By Maja Peirce
Feasting your eyes on the milky way has become a rare occurrence with Phoenix’s increasing light pollution. Despite our modern desire for security lights, and string light decorations, there are steps some are taking in conservation of the natural spectacle of Cave Creek’s dark skies.
On June 15, the Cave Creek Town Council voted unanimously to approve revisions and updates to the lighting ordinance for both residential and commercial zones. Councilman Bob Morris brought forth an agenda item amendment to include lower temperature bulbs throughout the town, down to a maximum of 2700 Kelvin which reduces the visible blue light. The amendment helps protect dark skies.
There was an exception for horse arenas, which can choose to use up to 3000 Kelvin.
“We recognize the sun looks red when it’s setting because red light gets through but if you look up at the sky during the day, it looks blue because blue light scatters. What we prefer, is light that kind of flows out into space like the red light does instead of scattering back to us the way the blue light tends to,” said Thomas McGuire, town councilman.
Other minor changes were incorporated such as an update from watts to lumens to measure how much light is being emitted.
“Lumens actually measure the amount of light rather than wattage which simply measures how much energy you’re putting in. The modern light bulbs are more efficient so you get more light for less electrical energy. So instead of measuring the electrical energy, we want to measure how much light they’re putting out,” said McGuire.
Cave Creek Dark Sky Initiative (CCDSI), founded by Bruce Arlen and Bob Hughes, gave an informational Light Survey presentation to the council. They randomly took Kelvin measurements from some of the town’s business district establishments with assistance from Craig and Jan Weaver. The survey was conducted on May 22 using a Asensetek Lighting Passport Spectrometer which measures the blue light spectrum, that produces glare, in the visible Kelvin temperature range. Additionally, shielding effectiveness was observed.
“What we found was a surprising range from good to not so good lighting. Some lighting had blindingly high glare lights with ineffective shielding and high Kelvin temperatures over 4000K and 5000K with some bad shielding, while some had very good shielding, lower Kelvin temperatures or a mixture of both. This is actually good news though, because all the changes needed to flatten the Kelvin blue light curve or make shielding effective is easy, simple and inexpensive,” said Arlen.
According to Mr. Arlen, the typical first action to correct a lighting problem is, for example, one neighbor visiting another neighbor to inform them that their lights are unshielded and creating glare, or left on all night, which is reducing night sky viewing. If the neighbor is uncooperative then a complaint may be filed with the town marshall who would make a visit to try to resolve the issue.

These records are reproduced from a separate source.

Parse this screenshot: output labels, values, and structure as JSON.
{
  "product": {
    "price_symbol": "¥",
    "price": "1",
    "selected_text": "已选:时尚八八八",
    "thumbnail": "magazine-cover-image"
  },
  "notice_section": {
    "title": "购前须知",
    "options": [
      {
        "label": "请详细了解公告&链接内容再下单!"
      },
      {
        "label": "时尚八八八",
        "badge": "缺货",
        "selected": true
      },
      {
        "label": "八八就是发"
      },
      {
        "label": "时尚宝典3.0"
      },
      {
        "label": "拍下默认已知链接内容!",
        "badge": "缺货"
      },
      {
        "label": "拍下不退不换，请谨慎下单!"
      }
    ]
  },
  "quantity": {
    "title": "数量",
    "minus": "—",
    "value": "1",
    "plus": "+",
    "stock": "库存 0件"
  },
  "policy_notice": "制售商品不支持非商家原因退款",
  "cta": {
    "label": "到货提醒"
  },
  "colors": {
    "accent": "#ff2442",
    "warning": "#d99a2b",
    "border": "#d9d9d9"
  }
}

“Enforcement of ordinances is a difficult issue especially when it comes to lighting because we really don’t want to have a heavy hand. If you use a heavy hand people are not doing it because they want dark skies they are doing it because they are trying to avoid a fine. That is not what we want. We want people to value the dark skies,” said McGuire.
CCDSI is looking for Cave Creek to become an official member of the International Dark-Sky Association (IDA) which has different requirements than the current town ordinances. While Cave Creek’s shielding requirement is more strict than the IDA requirement, CCDSI feels other parts of Cave Creek’s lighting ordinance should be more stringent to coincide with IDA requirements. Their first step in becoming a member of IDA was sending a formal proposal to mayor, Ernie Bunch, and the town manager, Carrie Dyrek, to form a Dark Sky & Lighting Committee. Quarterly meetings that consist of town residents, town staff and members of CCDSI would assemble to discuss all aspects of lighting to determine if Cave Creek wants to be an IDA certified community. Arlen and Hughes requested the committee be set up by September 1, 2020. Several members of the town council expressed their support including councilwoman Kathryn Royer and councilman Paul Diefenderfer.

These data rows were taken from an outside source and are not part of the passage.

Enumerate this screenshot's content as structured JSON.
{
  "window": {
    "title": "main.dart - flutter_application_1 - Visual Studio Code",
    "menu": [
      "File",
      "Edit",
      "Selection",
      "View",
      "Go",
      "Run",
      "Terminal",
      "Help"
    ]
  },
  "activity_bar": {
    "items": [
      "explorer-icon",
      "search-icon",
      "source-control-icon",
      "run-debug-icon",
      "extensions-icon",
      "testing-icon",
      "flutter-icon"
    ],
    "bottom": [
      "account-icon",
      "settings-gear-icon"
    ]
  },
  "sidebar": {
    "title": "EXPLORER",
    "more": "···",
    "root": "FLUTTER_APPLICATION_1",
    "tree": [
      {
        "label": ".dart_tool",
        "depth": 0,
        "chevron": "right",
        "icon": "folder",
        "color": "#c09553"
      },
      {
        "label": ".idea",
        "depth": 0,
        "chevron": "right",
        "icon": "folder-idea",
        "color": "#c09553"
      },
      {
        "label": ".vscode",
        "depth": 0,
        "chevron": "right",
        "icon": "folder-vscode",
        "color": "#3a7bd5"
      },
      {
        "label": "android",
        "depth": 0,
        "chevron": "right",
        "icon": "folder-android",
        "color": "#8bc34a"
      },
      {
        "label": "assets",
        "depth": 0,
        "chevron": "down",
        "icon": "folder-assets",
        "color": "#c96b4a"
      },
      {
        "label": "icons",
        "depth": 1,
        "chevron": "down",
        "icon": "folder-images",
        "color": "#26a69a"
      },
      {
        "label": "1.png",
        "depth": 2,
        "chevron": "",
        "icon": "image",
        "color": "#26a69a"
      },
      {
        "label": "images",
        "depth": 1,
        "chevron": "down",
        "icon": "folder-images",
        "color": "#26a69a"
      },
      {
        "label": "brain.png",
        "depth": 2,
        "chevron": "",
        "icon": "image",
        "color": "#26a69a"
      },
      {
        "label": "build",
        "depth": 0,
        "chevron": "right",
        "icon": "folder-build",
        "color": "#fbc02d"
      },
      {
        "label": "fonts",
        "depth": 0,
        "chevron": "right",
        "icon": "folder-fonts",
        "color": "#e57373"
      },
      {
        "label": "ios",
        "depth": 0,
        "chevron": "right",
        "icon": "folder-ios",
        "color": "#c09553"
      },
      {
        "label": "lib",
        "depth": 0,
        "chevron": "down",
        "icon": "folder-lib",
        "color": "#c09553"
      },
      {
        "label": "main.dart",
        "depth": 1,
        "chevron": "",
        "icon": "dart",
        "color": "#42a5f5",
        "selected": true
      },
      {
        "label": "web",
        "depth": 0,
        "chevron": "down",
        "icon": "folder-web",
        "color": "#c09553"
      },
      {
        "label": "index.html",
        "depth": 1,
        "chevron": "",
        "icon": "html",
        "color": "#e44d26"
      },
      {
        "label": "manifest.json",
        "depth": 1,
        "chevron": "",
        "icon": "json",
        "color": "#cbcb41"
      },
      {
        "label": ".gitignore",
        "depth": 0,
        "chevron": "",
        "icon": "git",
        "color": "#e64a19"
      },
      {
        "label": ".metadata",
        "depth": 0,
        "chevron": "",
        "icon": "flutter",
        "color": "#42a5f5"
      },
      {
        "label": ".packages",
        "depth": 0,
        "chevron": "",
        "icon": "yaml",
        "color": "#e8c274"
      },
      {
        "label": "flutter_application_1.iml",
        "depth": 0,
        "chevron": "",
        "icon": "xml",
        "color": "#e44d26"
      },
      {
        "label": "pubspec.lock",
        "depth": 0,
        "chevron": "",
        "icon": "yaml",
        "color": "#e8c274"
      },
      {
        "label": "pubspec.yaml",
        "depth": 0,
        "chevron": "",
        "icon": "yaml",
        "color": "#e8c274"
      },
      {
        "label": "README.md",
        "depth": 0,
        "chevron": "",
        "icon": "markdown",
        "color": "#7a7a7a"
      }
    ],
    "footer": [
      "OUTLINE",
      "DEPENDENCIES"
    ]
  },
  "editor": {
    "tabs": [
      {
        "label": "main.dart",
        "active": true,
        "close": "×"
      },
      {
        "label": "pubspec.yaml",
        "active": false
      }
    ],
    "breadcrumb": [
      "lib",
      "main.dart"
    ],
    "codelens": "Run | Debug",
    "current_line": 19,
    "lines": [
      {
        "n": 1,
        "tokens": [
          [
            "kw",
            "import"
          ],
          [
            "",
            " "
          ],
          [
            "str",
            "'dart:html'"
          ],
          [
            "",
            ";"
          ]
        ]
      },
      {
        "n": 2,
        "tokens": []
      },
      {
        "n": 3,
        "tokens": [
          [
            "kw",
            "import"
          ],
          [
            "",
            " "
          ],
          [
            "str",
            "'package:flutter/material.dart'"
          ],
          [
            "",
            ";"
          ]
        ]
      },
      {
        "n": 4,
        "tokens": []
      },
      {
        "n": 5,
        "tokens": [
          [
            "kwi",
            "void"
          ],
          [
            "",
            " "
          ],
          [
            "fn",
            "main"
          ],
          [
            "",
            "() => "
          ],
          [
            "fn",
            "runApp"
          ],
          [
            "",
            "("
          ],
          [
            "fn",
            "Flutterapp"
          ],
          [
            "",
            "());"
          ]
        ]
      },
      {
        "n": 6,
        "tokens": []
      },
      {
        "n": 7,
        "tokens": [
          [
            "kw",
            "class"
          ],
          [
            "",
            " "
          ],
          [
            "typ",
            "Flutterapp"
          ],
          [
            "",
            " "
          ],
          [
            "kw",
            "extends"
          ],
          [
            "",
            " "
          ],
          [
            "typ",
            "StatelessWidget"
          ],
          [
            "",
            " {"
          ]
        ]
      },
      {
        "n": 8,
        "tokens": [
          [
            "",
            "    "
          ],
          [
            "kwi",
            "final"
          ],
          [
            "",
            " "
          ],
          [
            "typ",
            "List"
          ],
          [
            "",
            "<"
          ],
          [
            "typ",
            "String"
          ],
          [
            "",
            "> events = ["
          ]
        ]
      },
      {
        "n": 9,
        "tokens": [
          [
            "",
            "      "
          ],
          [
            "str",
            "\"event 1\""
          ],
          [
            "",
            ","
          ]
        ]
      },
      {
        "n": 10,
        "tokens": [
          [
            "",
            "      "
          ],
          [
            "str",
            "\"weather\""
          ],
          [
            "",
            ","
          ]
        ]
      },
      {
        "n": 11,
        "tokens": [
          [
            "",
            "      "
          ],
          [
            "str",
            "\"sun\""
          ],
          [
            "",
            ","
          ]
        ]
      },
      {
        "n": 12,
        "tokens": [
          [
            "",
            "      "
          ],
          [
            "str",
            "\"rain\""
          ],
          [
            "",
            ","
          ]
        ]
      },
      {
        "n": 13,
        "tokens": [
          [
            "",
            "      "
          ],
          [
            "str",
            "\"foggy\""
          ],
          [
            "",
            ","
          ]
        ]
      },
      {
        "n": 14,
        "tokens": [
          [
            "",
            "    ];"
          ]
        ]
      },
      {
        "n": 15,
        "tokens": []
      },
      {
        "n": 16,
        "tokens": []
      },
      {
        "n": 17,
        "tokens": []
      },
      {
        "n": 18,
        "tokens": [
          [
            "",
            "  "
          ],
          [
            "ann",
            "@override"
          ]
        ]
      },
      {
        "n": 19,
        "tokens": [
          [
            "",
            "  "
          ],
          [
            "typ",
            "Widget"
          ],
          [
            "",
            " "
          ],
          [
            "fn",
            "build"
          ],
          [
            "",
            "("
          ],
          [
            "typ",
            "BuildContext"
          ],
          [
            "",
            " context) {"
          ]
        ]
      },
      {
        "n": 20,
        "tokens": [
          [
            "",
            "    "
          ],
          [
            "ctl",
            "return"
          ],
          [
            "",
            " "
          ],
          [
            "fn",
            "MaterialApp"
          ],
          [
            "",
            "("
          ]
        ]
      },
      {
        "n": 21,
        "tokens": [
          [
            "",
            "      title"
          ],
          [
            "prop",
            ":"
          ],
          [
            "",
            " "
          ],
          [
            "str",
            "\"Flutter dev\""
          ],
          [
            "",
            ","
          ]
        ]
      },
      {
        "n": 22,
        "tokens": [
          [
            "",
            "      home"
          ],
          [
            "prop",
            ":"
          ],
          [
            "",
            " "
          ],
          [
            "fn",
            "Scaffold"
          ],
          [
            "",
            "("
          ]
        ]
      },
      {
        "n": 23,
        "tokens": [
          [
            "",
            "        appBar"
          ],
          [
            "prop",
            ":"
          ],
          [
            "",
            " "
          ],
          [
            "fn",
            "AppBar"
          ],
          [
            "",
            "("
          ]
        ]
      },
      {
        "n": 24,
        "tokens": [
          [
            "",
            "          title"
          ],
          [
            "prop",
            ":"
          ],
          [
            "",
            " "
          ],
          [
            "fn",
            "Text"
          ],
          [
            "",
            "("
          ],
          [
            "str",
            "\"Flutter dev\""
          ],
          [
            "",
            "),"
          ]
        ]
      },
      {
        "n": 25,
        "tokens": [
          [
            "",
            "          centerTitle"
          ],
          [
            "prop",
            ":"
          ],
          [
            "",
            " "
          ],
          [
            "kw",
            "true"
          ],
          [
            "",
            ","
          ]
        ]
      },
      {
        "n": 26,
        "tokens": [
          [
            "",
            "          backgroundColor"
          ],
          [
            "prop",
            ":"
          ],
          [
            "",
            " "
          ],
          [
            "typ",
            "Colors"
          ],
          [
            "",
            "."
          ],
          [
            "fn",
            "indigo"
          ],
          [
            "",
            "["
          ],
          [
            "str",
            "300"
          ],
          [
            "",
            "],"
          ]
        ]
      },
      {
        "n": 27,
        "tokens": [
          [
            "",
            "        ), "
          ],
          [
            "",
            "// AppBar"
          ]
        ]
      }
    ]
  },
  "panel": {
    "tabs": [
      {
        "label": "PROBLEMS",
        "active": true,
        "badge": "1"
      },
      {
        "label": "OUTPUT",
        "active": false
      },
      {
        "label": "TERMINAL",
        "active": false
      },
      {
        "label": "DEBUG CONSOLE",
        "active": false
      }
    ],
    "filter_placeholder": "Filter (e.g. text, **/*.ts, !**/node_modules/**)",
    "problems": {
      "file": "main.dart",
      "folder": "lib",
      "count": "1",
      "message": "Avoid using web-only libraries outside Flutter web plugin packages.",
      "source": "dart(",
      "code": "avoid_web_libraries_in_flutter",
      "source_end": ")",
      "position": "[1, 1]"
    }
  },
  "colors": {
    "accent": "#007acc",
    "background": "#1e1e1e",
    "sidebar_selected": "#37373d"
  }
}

“Cave Creek has a poor record of maintaining and sustaining certain ordinances and the IDA allows us to utilize a proven and solid framework to achieve a successful dark sky and light management program. It’s all about education and information leading to knowledgeable self-compliance which will help Cave Creek to be successful protecting our natural dark sky resources. People tend to want to do the right thing once they understand it. IDA is not a governmental agency and does no enforcement of its own. If Cave Creek should decide to apply for IDA certification and become one, there is no obligation or formal commitments other than our own desire, as a municipality, to remain a dark sky town. Again, it’s all about education.” said Arlen.